=== What is being asked ===
What you return must match the records exactly, with every line included.

(Entries from a dataset of interfaces)
--------------------------------

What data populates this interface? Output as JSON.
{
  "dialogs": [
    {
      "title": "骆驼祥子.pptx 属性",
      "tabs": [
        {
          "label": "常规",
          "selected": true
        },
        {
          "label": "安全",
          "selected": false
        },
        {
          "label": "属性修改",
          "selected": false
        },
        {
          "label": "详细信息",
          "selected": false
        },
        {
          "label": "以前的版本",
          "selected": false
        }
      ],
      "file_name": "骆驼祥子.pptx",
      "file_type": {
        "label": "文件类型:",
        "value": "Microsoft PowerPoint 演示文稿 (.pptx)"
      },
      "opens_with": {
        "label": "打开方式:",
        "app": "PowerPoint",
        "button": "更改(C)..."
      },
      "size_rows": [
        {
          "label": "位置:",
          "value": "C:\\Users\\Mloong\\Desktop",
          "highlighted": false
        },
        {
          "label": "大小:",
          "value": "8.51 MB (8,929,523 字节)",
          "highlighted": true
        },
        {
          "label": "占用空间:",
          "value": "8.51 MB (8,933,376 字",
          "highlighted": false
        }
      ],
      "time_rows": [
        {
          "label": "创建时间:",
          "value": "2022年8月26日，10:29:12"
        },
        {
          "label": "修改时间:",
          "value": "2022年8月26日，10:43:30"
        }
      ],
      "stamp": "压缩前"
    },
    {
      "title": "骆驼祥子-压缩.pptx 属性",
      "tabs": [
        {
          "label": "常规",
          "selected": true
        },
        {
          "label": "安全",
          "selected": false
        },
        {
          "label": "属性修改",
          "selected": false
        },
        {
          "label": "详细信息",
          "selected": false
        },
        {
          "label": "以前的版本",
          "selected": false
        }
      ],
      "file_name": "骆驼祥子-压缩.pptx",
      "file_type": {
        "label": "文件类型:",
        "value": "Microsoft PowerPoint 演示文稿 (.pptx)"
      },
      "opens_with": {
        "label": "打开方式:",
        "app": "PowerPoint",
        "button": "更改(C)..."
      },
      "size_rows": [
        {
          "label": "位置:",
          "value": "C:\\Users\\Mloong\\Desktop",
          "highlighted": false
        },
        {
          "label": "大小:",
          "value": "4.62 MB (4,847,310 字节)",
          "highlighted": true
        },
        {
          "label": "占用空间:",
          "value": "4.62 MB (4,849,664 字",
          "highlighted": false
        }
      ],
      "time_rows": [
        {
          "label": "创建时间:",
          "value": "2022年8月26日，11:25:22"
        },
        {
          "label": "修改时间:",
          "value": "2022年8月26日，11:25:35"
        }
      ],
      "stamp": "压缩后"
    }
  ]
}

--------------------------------

=== Final answer ===
What data populates this interface? Output as JSON.
{
  "dialogs": [
    {
      "title": "骆驼祥子.pptx 属性",
      "tabs": [
        {
          "label": "常规",
          "selected": true
        },
        {
          "label": "安全",
          "selected": false
        },
        {
          "label": "属性修改",
          "selected": false
        },
        {
          "label": "详细信息",
          "selected": false
        },
        {
          "label": "以前的版本",
          "selected": false
        }
      ],
      "file_name": "骆驼祥子.pptx",
      "file_type": {
        "label": "文件类型:",
        "value": "Microsoft PowerPoint 演示文稿 (.pptx)"
      },
      "opens_with": {
        "label": "打开方式:",
        "app": "PowerPoint",
        "button": "更改(C)..."
      },
      "size_rows": [
        {
          "label": "位置:",
          "value": "C:\\Users\\Mloong\\Desktop",
          "highlighted": false
        },
        {
          "label": "大小:",
          "value": "8.51 MB (8,929,523 字节)",
          "highlighted": true
        },
        {
          "label": "占用空间:",
          "value": "8.51 MB (8,933,376 字",
          "highlighted": false
        }
      ],
      "time_rows": [
        {
          "label": "创建时间:",
          "value": "2022年8月26日，10:29:12"
        },
        {
          "label": "修改时间:",
          "value": "2022年8月26日，10:43:30"
        }
      ],
      "stamp": "压缩前"
    },
    {
      "title": "骆驼祥子-压缩.pptx 属性",
      "tabs": [
        {
          "label": "常规",
          "selected": true
        },
        {
          "label": "安全",
          "selected": false
        },
        {
          "label": "属性修改",
          "selected": false
        },
        {
          "label": "详细信息",
          "selected": false
        },
        {
          "label": "以前的版本",
          "selected": false
        }
      ],
      "file_name": "骆驼祥子-压缩.pptx",
      "file_type": {
        "label": "文件类型:",
        "value": "Microsoft PowerPoint 演示文稿 (.pptx)"
      },
      "opens_with": {
        "label": "打开方式:",
        "app": "PowerPoint",
        "button": "更改(C)..."
      },
      "size_rows": [
        {
          "label": "位置:",
          "value": "C:\\Users\\Mloong\\Desktop",
          "highlighted": false
        },
        {
          "label": "大小:",
          "value": "4.62 MB (4,847,310 字节)",
          "highlighted": true
        },
        {
          "label": "占用空间:",
          "value": "4.62 MB (4,849,664 字",
          "highlighted": false
        }
      ],
      "time_rows": [
        {
          "label": "创建时间:",
          "value": "2022年8月26日，11:25:22"
        },
        {
          "label": "修改时间:",
          "value": "2022年8月26日，11:25:35"
        }
      ],
      "stamp": "压缩后"
    }
  ]
}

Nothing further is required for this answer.